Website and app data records
Start of Block

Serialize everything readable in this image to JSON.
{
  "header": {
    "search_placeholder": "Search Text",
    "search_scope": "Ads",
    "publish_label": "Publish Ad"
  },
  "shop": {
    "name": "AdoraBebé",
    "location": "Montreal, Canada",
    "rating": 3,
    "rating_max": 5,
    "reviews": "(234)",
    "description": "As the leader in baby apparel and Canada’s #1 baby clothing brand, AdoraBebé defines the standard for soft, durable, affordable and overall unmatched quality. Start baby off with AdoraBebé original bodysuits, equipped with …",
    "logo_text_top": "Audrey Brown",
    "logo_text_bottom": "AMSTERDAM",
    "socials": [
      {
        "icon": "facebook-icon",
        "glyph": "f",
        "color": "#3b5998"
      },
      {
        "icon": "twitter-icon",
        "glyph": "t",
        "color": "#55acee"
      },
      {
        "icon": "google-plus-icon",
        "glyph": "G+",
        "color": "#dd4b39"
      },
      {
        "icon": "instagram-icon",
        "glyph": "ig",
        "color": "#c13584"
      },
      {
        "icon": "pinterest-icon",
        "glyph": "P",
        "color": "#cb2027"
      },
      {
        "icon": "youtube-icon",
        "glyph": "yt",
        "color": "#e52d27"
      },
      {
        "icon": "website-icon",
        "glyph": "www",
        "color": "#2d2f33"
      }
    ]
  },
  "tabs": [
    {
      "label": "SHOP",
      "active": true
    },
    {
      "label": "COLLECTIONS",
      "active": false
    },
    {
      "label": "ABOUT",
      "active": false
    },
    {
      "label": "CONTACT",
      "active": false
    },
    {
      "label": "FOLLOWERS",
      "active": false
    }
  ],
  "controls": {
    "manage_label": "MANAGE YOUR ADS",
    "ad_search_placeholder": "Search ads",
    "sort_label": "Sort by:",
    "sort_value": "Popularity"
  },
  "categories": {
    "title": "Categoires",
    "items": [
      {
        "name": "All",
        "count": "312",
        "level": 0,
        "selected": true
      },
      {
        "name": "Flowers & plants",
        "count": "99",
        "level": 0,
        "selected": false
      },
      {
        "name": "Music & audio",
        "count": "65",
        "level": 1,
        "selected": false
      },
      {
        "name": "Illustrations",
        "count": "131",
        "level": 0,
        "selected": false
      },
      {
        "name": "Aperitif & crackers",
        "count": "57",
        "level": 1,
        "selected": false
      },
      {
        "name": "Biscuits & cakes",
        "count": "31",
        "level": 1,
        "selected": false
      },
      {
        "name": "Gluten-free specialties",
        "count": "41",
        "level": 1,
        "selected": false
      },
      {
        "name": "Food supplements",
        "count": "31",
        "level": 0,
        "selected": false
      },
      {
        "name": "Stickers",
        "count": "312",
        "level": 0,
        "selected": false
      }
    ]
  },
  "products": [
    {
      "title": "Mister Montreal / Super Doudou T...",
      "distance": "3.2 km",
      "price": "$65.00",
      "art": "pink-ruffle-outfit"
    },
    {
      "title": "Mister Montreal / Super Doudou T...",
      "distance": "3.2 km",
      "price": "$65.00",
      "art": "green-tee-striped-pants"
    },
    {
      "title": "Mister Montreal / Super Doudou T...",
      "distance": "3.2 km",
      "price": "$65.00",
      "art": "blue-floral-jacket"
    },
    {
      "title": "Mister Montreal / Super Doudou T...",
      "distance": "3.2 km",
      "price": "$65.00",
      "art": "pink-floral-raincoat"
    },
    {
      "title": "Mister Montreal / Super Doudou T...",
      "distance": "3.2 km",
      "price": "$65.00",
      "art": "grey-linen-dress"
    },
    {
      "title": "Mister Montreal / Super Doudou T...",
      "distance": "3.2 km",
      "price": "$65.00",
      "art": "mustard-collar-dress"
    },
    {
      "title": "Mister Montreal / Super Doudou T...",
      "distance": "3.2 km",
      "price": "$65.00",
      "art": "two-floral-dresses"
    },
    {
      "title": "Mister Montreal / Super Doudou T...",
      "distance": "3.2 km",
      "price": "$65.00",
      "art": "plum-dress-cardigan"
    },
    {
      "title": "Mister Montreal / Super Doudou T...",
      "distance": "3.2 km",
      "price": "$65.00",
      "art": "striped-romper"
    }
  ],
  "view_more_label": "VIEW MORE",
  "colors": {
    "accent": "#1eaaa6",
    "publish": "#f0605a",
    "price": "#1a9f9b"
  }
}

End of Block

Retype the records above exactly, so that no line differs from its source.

Serialize everything readable in this image to JSON.
{
  "header": {
    "search_placeholder": "Search Text",
    "search_scope": "Ads",
    "publish_label": "Publish Ad"
  },
  "shop": {
    "name": "AdoraBebé",
    "location": "Montreal, Canada",
    "rating": 3,
    "rating_max": 5,
    "reviews": "(234)",
    "description": "As the leader in baby apparel and Canada’s #1 baby clothing brand, AdoraBebé defines the standard for soft, durable, affordable and overall unmatched quality. Start baby off with AdoraBebé original bodysuits, equipped with …",
    "logo_text_top": "Audrey Brown",
    "logo_text_bottom": "AMSTERDAM",
    "socials": [
      {
        "icon": "facebook-icon",
        "glyph": "f",
        "color": "#3b5998"
      },
      {
        "icon": "twitter-icon",
        "glyph": "t",
        "color": "#55acee"
      },
      {
        "icon": "google-plus-icon",
        "glyph": "G+",
        "color": "#dd4b39"
      },
      {
        "icon": "instagram-icon",
        "glyph": "ig",
        "color": "#c13584"
      },
      {
        "icon": "pinterest-icon",
        "glyph": "P",
        "color": "#cb2027"
      },
      {
        "icon": "youtube-icon",
        "glyph": "yt",
        "color": "#e52d27"
      },
      {
        "icon": "website-icon",
        "glyph": "www",
        "color": "#2d2f33"
      }
    ]
  },
  "tabs": [
    {
      "label": "SHOP",
      "active": true
    },
    {
      "label": "COLLECTIONS",
      "active": false
    },
    {
      "label": "ABOUT",
      "active": false
    },
    {
      "label": "CONTACT",
      "active": false
    },
    {
      "label": "FOLLOWERS",
      "active": false
    }
  ],
  "controls": {
    "manage_label": "MANAGE YOUR ADS",
    "ad_search_placeholder": "Search ads",
    "sort_label": "Sort by:",
    "sort_value": "Popularity"
  },
  "categories": {
    "title": "Categoires",
    "items": [
      {
        "name": "All",
        "count": "312",
        "level": 0,
        "selected": true
      },
      {
        "name": "Flowers & plants",
        "count": "99",
        "level": 0,
        "selected": false
      },
      {
        "name": "Music & audio",
        "count": "65",
        "level": 1,
        "selected": false
      },
      {
        "name": "Illustrations",
        "count": "131",
        "level": 0,
        "selected": false
      },
      {
        "name": "Aperitif & crackers",
        "count": "57",
        "level": 1,
        "selected": false
      },
      {
        "name": "Biscuits & cakes",
        "count": "31",
        "level": 1,
        "selected": false
      },
      {
        "name": "Gluten-free specialties",
        "count": "41",
        "level": 1,
        "selected": false
      },
      {
        "name": "Food supplements",
        "count": "31",
        "level": 0,
        "selected": false
      },
      {
        "name": "Stickers",
        "count": "312",
        "level": 0,
        "selected": false
      }
    ]
  },
  "products": [
    {
      "title": "Mister Montreal / Super Doudou T...",
      "distance": "3.2 km",
      "price": "$65.00",
      "art": "pink-ruffle-outfit"
    },
    {
      "title": "Mister Montreal / Super Doudou T...",
      "distance": "3.2 km",
      "price": "$65.00",
      "art": "green-tee-striped-pants"
    },
    {
      "title": "Mister Montreal / Super Doudou T...",
      "distance": "3.2 km",
      "price": "$65.00",
      "art": "blue-floral-jacket"
    },
    {
      "title": "Mister Montreal / Super Doudou T...",
      "distance": "3.2 km",
      "price": "$65.00",
      "art": "pink-floral-raincoat"
    },
    {
      "title": "Mister Montreal / Super Doudou T...",
      "distance": "3.2 km",
      "price": "$65.00",
      "art": "grey-linen-dress"
    },
    {
      "title": "Mister Montreal / Super Doudou T...",
      "distance": "3.2 km",
      "price": "$65.00",
      "art": "mustard-collar-dress"
    },
    {
      "title": "Mister Montreal / Super Doudou T...",
      "distance": "3.2 km",
      "price": "$65.00",
      "art": "two-floral-dresses"
    },
    {
      "title": "Mister Montreal / Super Doudou T...",
      "distance": "3.2 km",
      "price": "$65.00",
      "art": "plum-dress-cardigan"
    },
    {
      "title": "Mister Montreal / Super Doudou T...",
      "distance": "3.2 km",
      "price": "$65.00",
      "art": "striped-romper"
    }
  ],
  "view_more_label": "VIEW MORE",
  "colors": {
    "accent": "#1eaaa6",
    "publish": "#f0605a",
    "price": "#1a9f9b"
  }
}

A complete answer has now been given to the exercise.